Sreya Dey, a senior neuroscience major and president of the Songburghs, said the group invests countless hours into each performance, but the ability to highlight Pitt talent makes it worthwhile.

“I love leading this group and showing the Pitt community how strong some of our musicians are on campus,” Dey said. “Being a completely student-run group, running events can be hard, but the passion that drives the members makes it all worth it.”

Many Songburghs members have years of musical experience under their belt — Dey, for instance, took six years of private lessons, sang in a choir for eight years and went to state-level choir festivals. Others, like first-year psychology major Erik Rodriguez, are less familiar with performance, but the welcoming environment both in and outside of rehearsal made him immediately comfortable, Rodriguez said.

“I have learned that I don’t need to know all the technical musical gibberish in order to be a part of something musical. I don’t know any of the notes, arrangements, tempos, and all that jazz, but I’m still kicking it with the group,” Rodriguez said. “We are a family… not just a bunch of college students showing up to rehearsal. We actually care about each other, and you get a sense of family when you walk in the door.”

Grace Willacy, sophomore early childhood education major, agreed that the Songburghs are more than just a music group.

“The biggest takeaway is making sure everybody feels welcome. I think our group does a great job with that and out of all the groups at Pitt, we’re pretty close-knit,” Willacy said. “We create this welcoming community so everyone feels like they have a place.”

Brayden Yan, junior computer science and data science major and assistant music director, helps arrange music for the Songburghs. He said the arranging process is tedious, sometimes taking up to two weeks, and is unlike arranging for any other instrument.

“You have to think about how [the song] would sound with people singing. It’s unique because the dynamic, expressive range of voice is so much more than any other instrument,” Yan said. “With a capella especially, all you have is voices, you need to be very detailed about how you want them to sound.”

Yan said they arrange songs on a volunteer basis, allowing any member to explore this new facet of music production. He said he and musical director Chris Chengshi are a resource for members interested in broadening their musical horizons, with Yan learning from Chengshi every day.

“I think it’s really valuable, having that exposure to making music, thinking about music, and now teaching music, with other people. There’s a lot you can do by learning and studying on your own, but at the end of the day, you want someone else to hear what you’ve made, you want other people’s opinions,” Yan said. “The interpersonal aspect of it is very valuable and contributes to my enjoyment of music as a whole.”

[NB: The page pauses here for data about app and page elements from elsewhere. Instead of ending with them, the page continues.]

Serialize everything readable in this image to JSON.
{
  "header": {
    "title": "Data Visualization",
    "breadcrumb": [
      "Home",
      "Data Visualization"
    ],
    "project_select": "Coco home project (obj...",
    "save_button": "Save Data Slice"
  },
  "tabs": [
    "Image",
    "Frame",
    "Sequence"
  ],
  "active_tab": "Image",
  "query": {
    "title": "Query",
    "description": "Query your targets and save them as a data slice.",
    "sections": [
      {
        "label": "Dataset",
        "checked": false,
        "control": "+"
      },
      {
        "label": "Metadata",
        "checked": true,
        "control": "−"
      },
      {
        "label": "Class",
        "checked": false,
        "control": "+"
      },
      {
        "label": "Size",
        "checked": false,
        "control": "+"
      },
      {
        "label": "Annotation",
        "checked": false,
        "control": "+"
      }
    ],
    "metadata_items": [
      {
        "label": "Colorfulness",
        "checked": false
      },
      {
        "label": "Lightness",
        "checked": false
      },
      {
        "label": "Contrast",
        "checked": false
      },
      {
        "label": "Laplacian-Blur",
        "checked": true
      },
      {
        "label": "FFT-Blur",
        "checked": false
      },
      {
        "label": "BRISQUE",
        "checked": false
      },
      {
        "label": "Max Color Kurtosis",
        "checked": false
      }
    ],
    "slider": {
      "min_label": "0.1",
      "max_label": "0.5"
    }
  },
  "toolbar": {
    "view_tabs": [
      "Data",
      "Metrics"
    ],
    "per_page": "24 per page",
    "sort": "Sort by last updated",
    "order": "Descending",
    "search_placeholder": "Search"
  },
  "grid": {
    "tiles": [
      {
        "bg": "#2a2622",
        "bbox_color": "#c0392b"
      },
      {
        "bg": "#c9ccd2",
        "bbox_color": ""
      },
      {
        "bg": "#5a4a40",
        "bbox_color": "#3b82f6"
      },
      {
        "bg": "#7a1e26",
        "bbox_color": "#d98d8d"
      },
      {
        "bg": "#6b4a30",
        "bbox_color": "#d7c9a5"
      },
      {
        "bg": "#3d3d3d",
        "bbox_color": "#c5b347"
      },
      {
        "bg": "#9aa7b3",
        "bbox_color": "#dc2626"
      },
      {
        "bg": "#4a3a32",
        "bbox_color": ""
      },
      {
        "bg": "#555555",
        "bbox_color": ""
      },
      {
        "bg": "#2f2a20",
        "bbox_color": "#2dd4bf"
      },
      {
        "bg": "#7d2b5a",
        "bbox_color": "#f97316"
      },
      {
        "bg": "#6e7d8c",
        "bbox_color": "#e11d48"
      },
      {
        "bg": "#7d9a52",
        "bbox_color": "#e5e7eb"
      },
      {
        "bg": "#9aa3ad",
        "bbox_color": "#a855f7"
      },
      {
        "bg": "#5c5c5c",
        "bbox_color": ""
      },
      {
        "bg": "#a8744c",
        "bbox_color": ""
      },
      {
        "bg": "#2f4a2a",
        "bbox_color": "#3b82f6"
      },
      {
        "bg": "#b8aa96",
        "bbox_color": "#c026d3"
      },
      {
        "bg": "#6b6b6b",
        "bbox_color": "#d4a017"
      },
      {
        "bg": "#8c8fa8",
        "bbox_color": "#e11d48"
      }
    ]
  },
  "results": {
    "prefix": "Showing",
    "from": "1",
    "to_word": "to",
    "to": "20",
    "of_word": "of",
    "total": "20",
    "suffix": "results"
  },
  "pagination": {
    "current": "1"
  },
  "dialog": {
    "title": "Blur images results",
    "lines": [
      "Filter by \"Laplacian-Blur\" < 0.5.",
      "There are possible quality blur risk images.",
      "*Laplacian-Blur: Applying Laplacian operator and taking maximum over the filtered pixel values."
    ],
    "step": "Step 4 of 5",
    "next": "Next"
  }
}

Yan joked that a cappella competitions are exactly like Pitch Perfect, complete with costumes and choreography. Last February, the Songburghs won second place for outstanding choreography at the International Championship of Collegiate A Cappella, an achievement that Dey said is one of her proudest moments as a Songburghs member. The Songburghs released an EP, “Feel Alive,” in early September, featuring the setlist from their award-winning performance.

“I was the head choreographer last year, and it is truly such a hard job to create it, teach it to members, and clean it,” Dey said. “Winning this award with the other choreographers was one of the best feelings at this competition.”

Yan said the ability to reflect on the Songburghs’ achievements at the conclusion of each semester or competition is one of his favorite parts of being a member.

“It’s really cool watching all the work we put into the things we do come together. I think an important lesson is to not be discouraged by how difficult a song might be, to not be psyched out by what we want to do,” Yan said. “We’re here to win, we’re here to do as best as we can, but we also have fun.”

About the Contributor
Trinity Foster, Senior Staff Writer